Wow—I’d forgotten what a rewarding challenge that is, to blog once every weekday.
This shouldn’t take away from my Tuesday work at Speculative Faith (and certainly not Lorehaven Magazine). If anything, this means SpecFaith readers can expect even better content from me. Now that I’m covering, say, some nonfiction biblical articles, general geeky and popular culture, and other topics at my own site, my SpecFaith articles can focus more exclusively on our mission.
In fact, we’ve just added our revised mission slogan to the site’s logo at the top left:
EXPLORING TRUTH THROUGH STORIES FOR GOD’S GLORY.
Possible exception: today’s article, which previews the last week’s stories over at EStephenBurnett.com. Can you please pray real quick that I can keep up this exhilarating pace?
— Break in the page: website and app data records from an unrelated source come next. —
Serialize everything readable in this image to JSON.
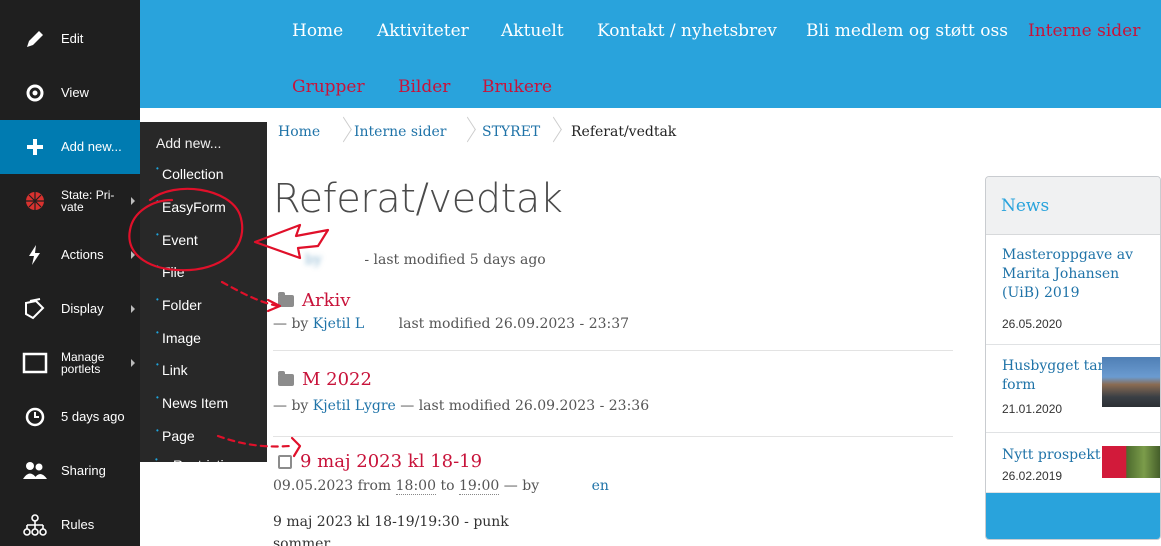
{
  "toolbar": {
    "items": [
      {
        "label": "Edit",
        "icon": "pencil-icon"
      },
      {
        "label": "View",
        "icon": "eye-icon"
      },
      {
        "label": "Add new...",
        "icon": "plus-icon"
      },
      {
        "label_1": "State: Pri-",
        "label_2": "vate",
        "icon": "state-icon"
      },
      {
        "label": "Actions",
        "icon": "lightning-icon"
      },
      {
        "label": "Display",
        "icon": "display-icon"
      },
      {
        "label_1": "Manage",
        "label_2": "portlets",
        "icon": "portlets-icon"
      },
      {
        "label": "5 days ago",
        "icon": "clock-icon"
      },
      {
        "label": "Sharing",
        "icon": "users-icon"
      },
      {
        "label": "Rules",
        "icon": "rules-icon"
      }
    ]
  },
  "submenu": {
    "title": "Add new...",
    "items": [
      "Collection",
      "EasyForm",
      "Event",
      "File",
      "Folder",
      "Image",
      "Link",
      "News Item",
      "Page",
      "Restrictions..."
    ]
  },
  "topnav": {
    "items": [
      "Home",
      "Aktiviteter",
      "Aktuelt",
      "Kontakt / nyhetsbrev",
      "Bli medlem og støtt oss",
      "Interne sider"
    ],
    "items_row2": [
      "Grupper",
      "Bilder",
      "Brukere"
    ]
  },
  "breadcrumbs": [
    "Home",
    "Interne sider",
    "STYRET",
    "Referat/vedtak"
  ],
  "main": {
    "title": "Referat/vedtak",
    "doc_meta": "- last modified 5 days ago",
    "doc_meta_author": "by",
    "listing": [
      {
        "title": "Arkiv",
        "by": "— by",
        "author": "Kjetil L",
        "meta": "last modified 26.09.2023 - 23:37"
      },
      {
        "title": "M 2022",
        "by": "— by",
        "author": "Kjetil Lygre",
        "meta": "— last modified 26.09.2023 - 23:36"
      },
      {
        "title": "9 maj 2023 kl 18-19",
        "date": "09.05.2023 from",
        "from": "18:00",
        "to_word": "to",
        "to": "19:00",
        "by": "— by",
        "author": "en"
      }
    ],
    "snippet_1": "9 maj 2023 kl 18-19/19:30 - punk",
    "snippet_2": "sommer"
  },
  "news": {
    "header": "News",
    "items": [
      {
        "title": "Masteroppgave av Marita Johansen (UiB) 2019",
        "date": "26.05.2020"
      },
      {
        "title": "Husbygget tar form",
        "date": "21.01.2020"
      },
      {
        "title": "Nytt prospekt",
        "date": "26.02.2019"
      }
    ]
  },
  "colors": {
    "brand_blue": "#29a3dc",
    "toolbar_dark": "#1f1f1f",
    "toolbar_active": "#007bb1",
    "link_red": "#c8133a",
    "annotation_red": "#e0102a"
  }
}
Jesus’s people need fantastic stories.
We need them like we need food, water, air, love, and above all, Jesus himself.
Really? Can we say we “need” fantastic stories? Why not just say “want” or “can use”? [Continued …]
Tim Keller (accidentally?) reinforces the old myth that the Pharisees and Sadducees were “Bible believers.”
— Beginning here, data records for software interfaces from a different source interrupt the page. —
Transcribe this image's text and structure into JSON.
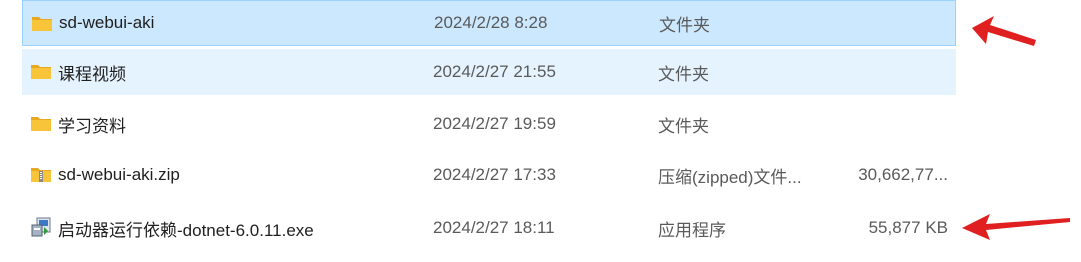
{
  "files": [
    {
      "name": "sd-webui-aki",
      "date": "2024/2/28 8:28",
      "type": "文件夹",
      "size": "",
      "icon": "folder-icon",
      "state": "selected"
    },
    {
      "name": "课程视频",
      "date": "2024/2/27 21:55",
      "type": "文件夹",
      "size": "",
      "icon": "folder-icon",
      "state": "hover"
    },
    {
      "name": "学习资料",
      "date": "2024/2/27 19:59",
      "type": "文件夹",
      "size": "",
      "icon": "folder-icon",
      "state": "normal"
    },
    {
      "name": "sd-webui-aki.zip",
      "date": "2024/2/27 17:33",
      "type": "压缩(zipped)文件...",
      "size": "30,662,77...",
      "icon": "zip-folder-icon",
      "state": "normal"
    },
    {
      "name": "启动器运行依赖-dotnet-6.0.11.exe",
      "date": "2024/2/27 18:11",
      "type": "应用程序",
      "size": "55,877 KB",
      "icon": "installer-exe-icon",
      "state": "normal"
    }
  ],
  "colors": {
    "selected_bg": "#cce8ff",
    "hover_bg": "#e5f3ff",
    "folder": "#f8c43a",
    "arrow": "#e02020"
  }
}
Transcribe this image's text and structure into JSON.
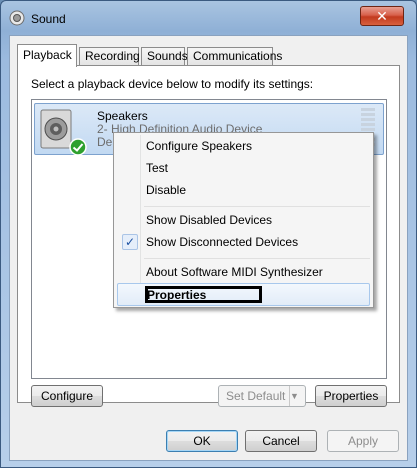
{
  "window": {
    "title": "Sound",
    "close_symbol": "✕"
  },
  "tabs": [
    {
      "label": "Playback"
    },
    {
      "label": "Recording"
    },
    {
      "label": "Sounds"
    },
    {
      "label": "Communications"
    }
  ],
  "panel": {
    "instruction": "Select a playback device below to modify its settings:"
  },
  "device": {
    "name": "Speakers",
    "line2": "2- High Definition Audio Device",
    "line3": "De"
  },
  "context_menu": {
    "items": [
      {
        "label": "Configure Speakers"
      },
      {
        "label": "Test"
      },
      {
        "label": "Disable"
      },
      {
        "label": "Show Disabled Devices"
      },
      {
        "label": "Show Disconnected Devices",
        "checked": true
      },
      {
        "label": "About Software MIDI Synthesizer"
      },
      {
        "label": "Properties"
      }
    ],
    "check_symbol": "✓"
  },
  "panel_buttons": {
    "configure": "Configure",
    "set_default": "Set Default",
    "split_arrow": "▼",
    "properties": "Properties"
  },
  "dialog_buttons": {
    "ok": "OK",
    "cancel": "Cancel",
    "apply": "Apply"
  },
  "colors": {
    "status_check": "#2ea02e",
    "selection_blue": "#c2d9f2",
    "close_red": "#c23a1f"
  }
}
No, they weren’t.
Jesus constantly called the Pharisees to task for not believing the Old Testament, which pointed to Himself as its fulfillment.
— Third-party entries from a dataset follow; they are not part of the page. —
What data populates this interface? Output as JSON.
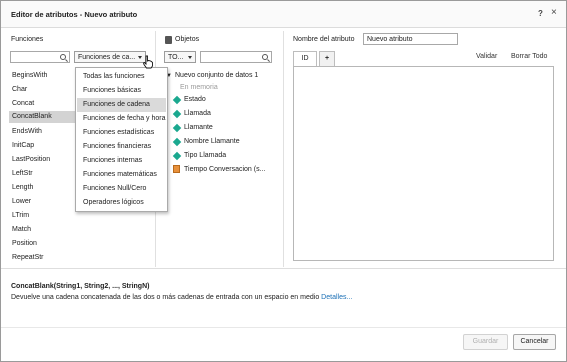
{
  "dialog": {
    "title": "Editor de atributos - Nuevo atributo",
    "help_label": "?",
    "close_label": "×"
  },
  "functions": {
    "heading": "Funciones",
    "search_value": "",
    "category_selected": "Funciones de ca...",
    "items": [
      "BeginsWith",
      "Char",
      "Concat",
      "ConcatBlank",
      "EndsWith",
      "InitCap",
      "LastPosition",
      "LeftStr",
      "Length",
      "Lower",
      "LTrim",
      "Match",
      "Position",
      "RepeatStr"
    ],
    "selected_index": 3
  },
  "category_menu": {
    "options": [
      "Todas las funciones",
      "Funciones básicas",
      "Funciones de cadena",
      "Funciones de fecha y hora",
      "Funciones estadísticas",
      "Funciones financieras",
      "Funciones internas",
      "Funciones matemáticas",
      "Funciones Null/Cero",
      "Operadores lógicos"
    ],
    "highlighted_index": 2
  },
  "objects": {
    "heading": "Objetos",
    "filter_selected": "TO...",
    "search_value": "",
    "dataset": "Nuevo conjunto de datos 1",
    "memory_label": "En memoria",
    "fields": [
      {
        "name": "Estado",
        "icon": "attribute-icon"
      },
      {
        "name": "Llamada",
        "icon": "attribute-icon"
      },
      {
        "name": "Llamante",
        "icon": "attribute-icon"
      },
      {
        "name": "Nombre Llamante",
        "icon": "attribute-form-icon"
      },
      {
        "name": "Tipo Llamada",
        "icon": "attribute-icon"
      },
      {
        "name": "Tiempo Conversacion (s...",
        "icon": "metric-icon"
      }
    ]
  },
  "attribute": {
    "name_label": "Nombre del atributo",
    "name_value": "Nuevo atributo",
    "tabs": [
      "ID",
      "+"
    ],
    "validate_label": "Validar",
    "clear_label": "Borrar Todo"
  },
  "help": {
    "signature": "ConcatBlank(String1, String2, ..., StringN)",
    "description": "Devuelve una cadena concatenada de las dos o más cadenas de entrada con un espacio en medio",
    "details_link": "Detalles..."
  },
  "footer": {
    "save_label": "Guardar",
    "cancel_label": "Cancelar"
  },
  "colors": {
    "attribute_icon": "#1aa88f",
    "metric_icon": "#e8903a",
    "link": "#1a6fb5",
    "selection": "#d3d3d3"
  }
}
Also, it’s tiresome to hear an (accidental?) “irreligious versus religious” people mantra.
In fact, everyone is religious in some way. [Continued …]
Most people, when they hear “cheesy,” think about low quality. They think of poorly made Christian movies, in which characters don’t speak or act like they’re in any place resembling the real world. Or they think of formulaic Hallmark movies for Christmastime.
Aquaman doesn’t qualify for any of those. The movie is well-made and makes its aesthetic choices by design, not by accident. And where it follows any “formula,” this is simply the classic hero’s journey played underwater.
Only if you believe the superhero genre is intrinsically cheesy would you apply this label to Aquaman. But then, why apply the label at all?
Which also leads to my question of why people, with good intentions, call Aquaman “(big) dumb fun” or “cheesy.” [Continued …]
Two of the most popular 2018 articles on Speculative Faith share a surprising connection.
It’s the word “spells.” [. . .]
So why are these two articles so popular?
I’m not sure. But I am concerned about recent headlines, such as “millennials are ditching religion for witchcraft and astrology.” I hope that, in an occult-crazed culture, these two articles are not popular because people are actually searching for “Christian white magic” or Progressivist spells. To try out. [Continued …]
Right after Jesus observes the widow, he foretells the Temple’s destruction (Luke 21, verse 5 and onward). This is hardly a natural followup to praising the charitable recipient of a heartfelt gift—to prophesy its doom!
But even more telling, just before this account, in Luke 20: 45–47, Jesus specifically warns against legalistic, authoritarian scribes. Jesus says that, among their other sins, they “devour widows’ houses” (verse 47). After such a warning, it would make no sense for Jesus to suddenly switch themes. Why would Jesus turn around to comment about this good widow who gave all she owns to support this (suddenly good?) religious cause? [Continued …]
Last Friday, the new season [of the animated superhero series Young Justice] debuted with the title Young Justice: Outsiders. With one “catch.” (If you could even call it that.) DC had chosen not to host Young Justice season 3 on a preexisting streaming service, such as Netflix (where many fans, including myself, first found the story). Instead DC debuted the season exclusively on its own relatively new media/streaming service, DC Universe.
Plenty of fans are overjoyed with this. But plenty of fans are not at all whelmed. [Continued …]
On a final note, here’s one action item I neglected to share in last week’s update!
Given the rising backlash against social media control of content, we at SpecFaith would greatly appreciate if you subscribe by email to this site. You can bypass the social-media middle man, and receive daily Monday–Friday updates each time we share a new SpecFaith article. Also, you can get free access to download Lorehaven Magazine. (Those updates are a bit less frequent, mostly to announce new issues.)